  • Advance the importance of TIR and promote technology that enable TIR. The authors emphasize that the use of TIR is currently limited “due largely to the limited access to CGMs by the majority of [people with diabetes], who are treated predominantly by primary care physicians.” Developing an improved reimbursement framework and EHR integrations to support use of CGM data will help further use of TIR. We do point out that TIR can be determined by “connected” meters in those taking six or more measurements a day though this will become less and less popular. The paper also notes the potential for value-based contracts for CGMs to increase adoption. Lastly, educating nurses, diabetes educators, pharmacists, and others will be critical to support people with diabetes’ use of TIR. The move of CGM to the pharmacy in the US should certainly help with this – see Dexcom 3Q19 and Abbott 3Q19.

  • Perpetuate the use of TIR across all patient populations.
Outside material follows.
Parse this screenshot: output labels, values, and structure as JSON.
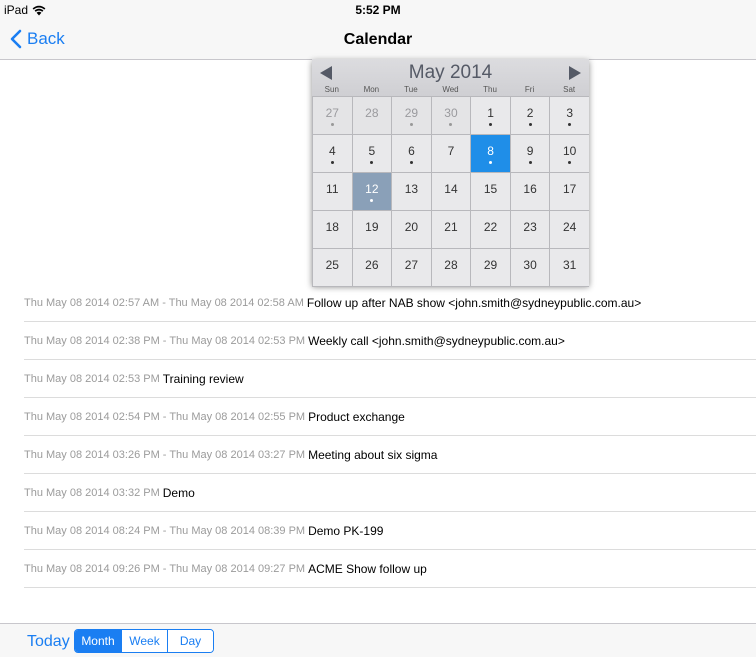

Access to CGMs (and TIR) is largely limited to type 1s and a small, but growing, number of type 2s. Getting CGMs (and presumably connected care meters) to all people with diabetes will obviously require investment from payers and manufacturers. Easy-to-use devices and software must be designed for people of all backgrounds; to this end, Helmsley Charitable Trust funded the STEPP-UP project, to develop lower-literacy technology guides. The rise of mobile-delivered diabetes coaching could also bring CGM access to a wider audience, especially new wear models (e.g., Omada Health with Abbott, Onduo with Dexcom).


--by Albert Cai, Adam Brown, and Kelly Close